Is aid depressing?

Aid is the most depressing topic in economics.  I don’t know how William Easterly and Jeffrey Sachs stand it.

That is Meg McArdle reacting (in part) to my pointer to evidence that NGOs might be killing entrepreneurship in Africa.

I have good news for Meg (sort of). Aid is only depressing if you start off with the wrong expectations.

Aid is not a mythical goddess, walking through a barren field, greenery spouting in her wake. None of us, including McArdle, really believe such a thing, but we do approach charity as though rapid transformation is possible.

It’s uplifting (well… less depressing) to remember a few things.

1. This takes time. Once upon a time England was the one developed country and a respectable thinker could write a book wondering when the backward nations of France and Italy would ever catch up. The decades that separated growth in Britain and the European continent are mostly forgotten now. But it helps to remember that the accumulation of capital, the diffusion of technologies, and innovation and adaptation in social organization can take generations.

2. Aid can only speed this diffusion or accumulation a little. Ultimately it’s up to the Africans or South Americans or Central Asians. If you’re not from there, the best you can do is help those willing (or unable) to help themselves.

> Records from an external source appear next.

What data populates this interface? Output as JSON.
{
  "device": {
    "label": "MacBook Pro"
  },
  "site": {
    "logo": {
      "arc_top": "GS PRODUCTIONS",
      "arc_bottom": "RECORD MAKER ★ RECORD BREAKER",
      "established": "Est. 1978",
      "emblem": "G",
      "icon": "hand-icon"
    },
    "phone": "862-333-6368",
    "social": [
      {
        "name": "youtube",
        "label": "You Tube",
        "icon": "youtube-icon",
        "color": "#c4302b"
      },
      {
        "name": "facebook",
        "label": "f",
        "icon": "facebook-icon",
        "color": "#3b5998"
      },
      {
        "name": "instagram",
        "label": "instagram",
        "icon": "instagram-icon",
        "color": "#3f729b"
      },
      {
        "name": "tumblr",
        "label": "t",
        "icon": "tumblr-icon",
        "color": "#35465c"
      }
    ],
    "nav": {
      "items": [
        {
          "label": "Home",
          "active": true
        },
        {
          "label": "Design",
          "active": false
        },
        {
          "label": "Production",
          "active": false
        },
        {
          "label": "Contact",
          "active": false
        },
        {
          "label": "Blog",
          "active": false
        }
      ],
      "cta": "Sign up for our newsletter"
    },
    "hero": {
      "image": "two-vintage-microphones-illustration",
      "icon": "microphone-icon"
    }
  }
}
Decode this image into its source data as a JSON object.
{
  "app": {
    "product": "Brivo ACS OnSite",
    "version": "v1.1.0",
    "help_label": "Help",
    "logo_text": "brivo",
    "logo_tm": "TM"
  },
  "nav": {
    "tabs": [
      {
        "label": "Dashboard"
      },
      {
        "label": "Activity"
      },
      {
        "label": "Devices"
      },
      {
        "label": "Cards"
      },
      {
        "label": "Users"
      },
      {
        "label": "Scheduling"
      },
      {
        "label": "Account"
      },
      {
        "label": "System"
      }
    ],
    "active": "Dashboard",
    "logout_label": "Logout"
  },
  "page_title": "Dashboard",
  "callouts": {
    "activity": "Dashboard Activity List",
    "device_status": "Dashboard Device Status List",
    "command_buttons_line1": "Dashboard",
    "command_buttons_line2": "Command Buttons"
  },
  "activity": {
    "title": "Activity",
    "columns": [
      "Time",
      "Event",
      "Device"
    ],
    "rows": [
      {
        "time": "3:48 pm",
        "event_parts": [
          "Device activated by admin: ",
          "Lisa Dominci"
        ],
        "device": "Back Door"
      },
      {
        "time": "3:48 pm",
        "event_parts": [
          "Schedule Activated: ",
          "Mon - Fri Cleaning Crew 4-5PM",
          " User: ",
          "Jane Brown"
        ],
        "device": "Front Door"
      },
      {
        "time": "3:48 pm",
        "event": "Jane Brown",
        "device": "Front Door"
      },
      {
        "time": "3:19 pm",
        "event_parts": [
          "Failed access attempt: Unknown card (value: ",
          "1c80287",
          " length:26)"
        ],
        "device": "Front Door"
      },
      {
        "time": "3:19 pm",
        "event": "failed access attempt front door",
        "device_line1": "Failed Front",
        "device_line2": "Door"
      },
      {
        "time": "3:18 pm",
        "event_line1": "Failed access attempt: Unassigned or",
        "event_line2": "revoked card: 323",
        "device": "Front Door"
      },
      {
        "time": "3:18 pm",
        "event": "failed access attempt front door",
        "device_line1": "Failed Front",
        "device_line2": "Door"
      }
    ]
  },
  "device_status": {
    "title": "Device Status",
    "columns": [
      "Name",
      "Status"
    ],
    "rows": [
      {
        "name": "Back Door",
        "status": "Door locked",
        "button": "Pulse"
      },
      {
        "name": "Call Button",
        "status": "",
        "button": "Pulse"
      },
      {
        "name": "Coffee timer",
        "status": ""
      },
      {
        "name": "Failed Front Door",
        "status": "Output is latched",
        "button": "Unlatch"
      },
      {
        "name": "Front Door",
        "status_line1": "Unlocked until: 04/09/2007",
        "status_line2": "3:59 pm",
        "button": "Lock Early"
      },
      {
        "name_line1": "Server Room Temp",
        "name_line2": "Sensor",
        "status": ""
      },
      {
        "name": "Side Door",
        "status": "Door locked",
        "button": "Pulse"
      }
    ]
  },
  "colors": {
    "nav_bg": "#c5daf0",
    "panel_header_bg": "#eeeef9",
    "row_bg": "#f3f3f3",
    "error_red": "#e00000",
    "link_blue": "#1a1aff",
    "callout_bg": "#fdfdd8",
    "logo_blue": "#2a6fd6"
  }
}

3. When you throw gobs of money and people at an economy, there are going to be side effects. Some of them will be bad. Some will surprise you. The main difference between prescription drugs and aid is that, when we give countries aid, no one makes us give them a four minute speech telling them that aid may cause rashes, stomach pain, and erectile dysfunction.

4. Failure happens. In all big systems. Hollywood brought us Star Wars Episode One. The private sector brought us Google Wave. Western medicine brought us bleeding. In aid, the state of our knowledge is a little closer to bleeding than web programming. That’s actually what makes studying aid so different: we’re going to learn a tremendous amount in our lifetimes.

5. Most of the failures are small, while the victories are huge. Think the falling cost of AIDS treatment. Other important discoveries (they really were discoveries) were “don’t have 200% tariffs on capital goods,” and “Don’t print money to pay your bills.” Lant Pritchett compares aid to piano recitals: “kind of boring and it’s tedious and most of the people are wasting their time. But every now and again by God we make a difference and when we do make a difference it really transforms economies and lives for a very long time”. (Yes, we also have innovations like “let’s displace large populations to new villages!” but these seem to die out faster than the good kind.)

Think about working in aid differently. Aid is hard and messy. But so are a lot of jobs. Example: You can start working in a rich-country finance ministry your whole life, suffer the slings and arrows of excessive partisanship and, if you’re lucky, you’ll tweak the growth rate of your country a notch. And at the end of the day you can go home and tell your kids: “I helped the citizens of this country afford to buy a second flat screen television.” Now THAT is depressing.

Give me aid any day.